Updated on January 8, 2019
Drivers May Have Apparent Authority to Consent to Search of Passenger’s Bag
State v. Bogges, No. 111,361 (Kan. Aug. 24, 2018)
Issue: If a driver gives permission to search his car, a law enforcement officer can search bags in the car so long as it’s reasonable to believe the driver had authority to consent to the bag’s search. Bogges, a passenger, had a nondescript bag on the extremely cluttered floorboard. When the driver consented to a search of the vehicle, was it reasonable for the officer to believe the driver had authority to consent to the bag’s search?
Answer: Yes. Nothing indicated that the bag belonged to the passenger, so the driver had apparent authority to consent to the search.
Facts: The driver gave the officer permission to search the extremely cluttered car. The officer found a small, nondescript, black bag containing drugs on the passenger floorboard. The bag belonged to the passenger, who neither consented nor objected to the search. Nothing—besides its location—indicated that the bag belonged to the passenger.
Discussion: The court noted that this is a fact-intensive inquiry. If the officer searched a purse in the same location, one might assume that it belonged to the passenger. In that case, it would be unreasonable to think the driver had authority to consent. But a nondescript bag in an extremely messy car—so messy that it looks “lived in”—permits the reasonable believe that the driver had authority to consent to the bag’s search.

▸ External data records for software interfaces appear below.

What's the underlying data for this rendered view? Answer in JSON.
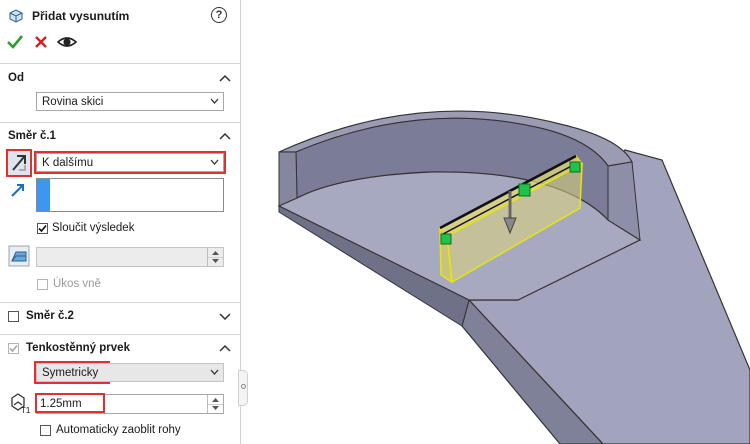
{
  "panel": {
    "title": "Přidat vysunutím",
    "help_symbol": "?",
    "actions": {
      "ok": "check-icon",
      "cancel": "close-icon",
      "preview": "eye-icon"
    }
  },
  "from_section": {
    "title": "Od",
    "start_condition": "Rovina skici"
  },
  "direction1": {
    "title": "Směr č.1",
    "end_condition": "K dalšímu",
    "selection_value": "",
    "merge_result_label": "Sloučit výsledek",
    "merge_result_checked": true,
    "draft_value": "",
    "draft_outward_label": "Úkos vně",
    "draft_outward_checked": false
  },
  "direction2": {
    "title": "Směr č.2",
    "checked": false
  },
  "thin_feature": {
    "title": "Tenkostěnný prvek",
    "checked": true,
    "type": "Symetricky",
    "thickness": "1.25mm",
    "auto_fillet_label": "Automaticky zaoblit rohy",
    "auto_fillet_checked": false
  },
  "colors": {
    "highlight": "#e03131",
    "accent_blue": "#3d96f0",
    "ok_green": "#2e9b2e",
    "cancel_red": "#d21f1f",
    "model_face": "#9a9cb3",
    "preview_yellow": "#f2f24a",
    "handle_green": "#1fc24a"
  }
}
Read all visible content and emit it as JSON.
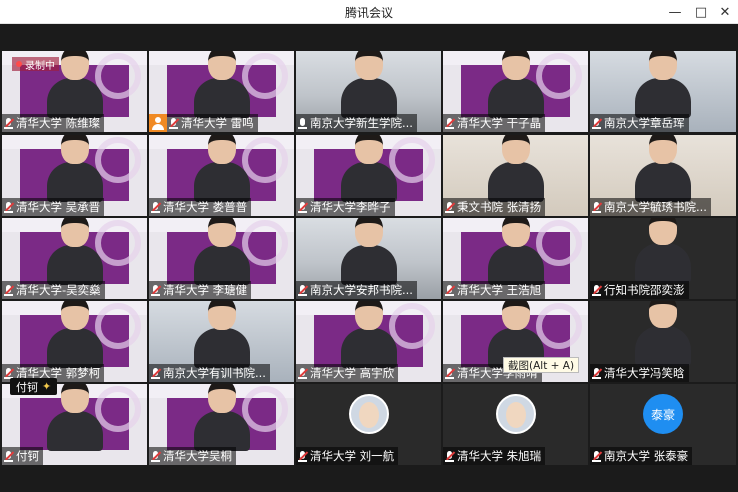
{
  "window": {
    "title": "腾讯会议",
    "minimize_icon": "minimize-icon",
    "maximize_icon": "maximize-icon",
    "close_icon": "close-icon"
  },
  "recording_badge": "录制中",
  "speaking_tag": {
    "name": "付钶",
    "icon": "party-popper-icon"
  },
  "tooltip": "截图(Alt + A)",
  "colors": {
    "slide_purple": "#7b2a86",
    "avatar_blue": "#1f8ef1",
    "stage_bg": "#1b1b1b"
  },
  "tiles": [
    {
      "name": "清华大学 陈维璨"
    },
    {
      "name": "清华大学 雷鸣"
    },
    {
      "name": "南京大学新生学院..."
    },
    {
      "name": "清华大学 干子晶"
    },
    {
      "name": "南京大学章岳珲"
    },
    {
      "name": "清华大学 吴承晋"
    },
    {
      "name": "清华大学 娄普普"
    },
    {
      "name": "清华大学李晔子"
    },
    {
      "name": "秉文书院 张清扬"
    },
    {
      "name": "南京大学毓琇书院..."
    },
    {
      "name": "清华大学-吴奕燊"
    },
    {
      "name": "清华大学 李瑭健"
    },
    {
      "name": "南京大学安邦书院..."
    },
    {
      "name": "清华大学 王浩旭"
    },
    {
      "name": "行知书院邵奕澎"
    },
    {
      "name": "清华大学 郭梦柯"
    },
    {
      "name": "南京大学有训书院..."
    },
    {
      "name": "清华大学  高宇欣"
    },
    {
      "name": "清华大学李雨晴"
    },
    {
      "name": "清华大学冯笑晗"
    },
    {
      "name": "付钶"
    },
    {
      "name": "清华大学吴桐"
    },
    {
      "name": "清华大学 刘一航"
    },
    {
      "name": "清华大学 朱旭瑞"
    },
    {
      "name": "南京大学 张泰豪",
      "avatar_text": "泰豪"
    }
  ]
}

If it is reasonable to believe that the driver has authority to consent, an officer has no duty to inquire about the bag’s ownership before searching.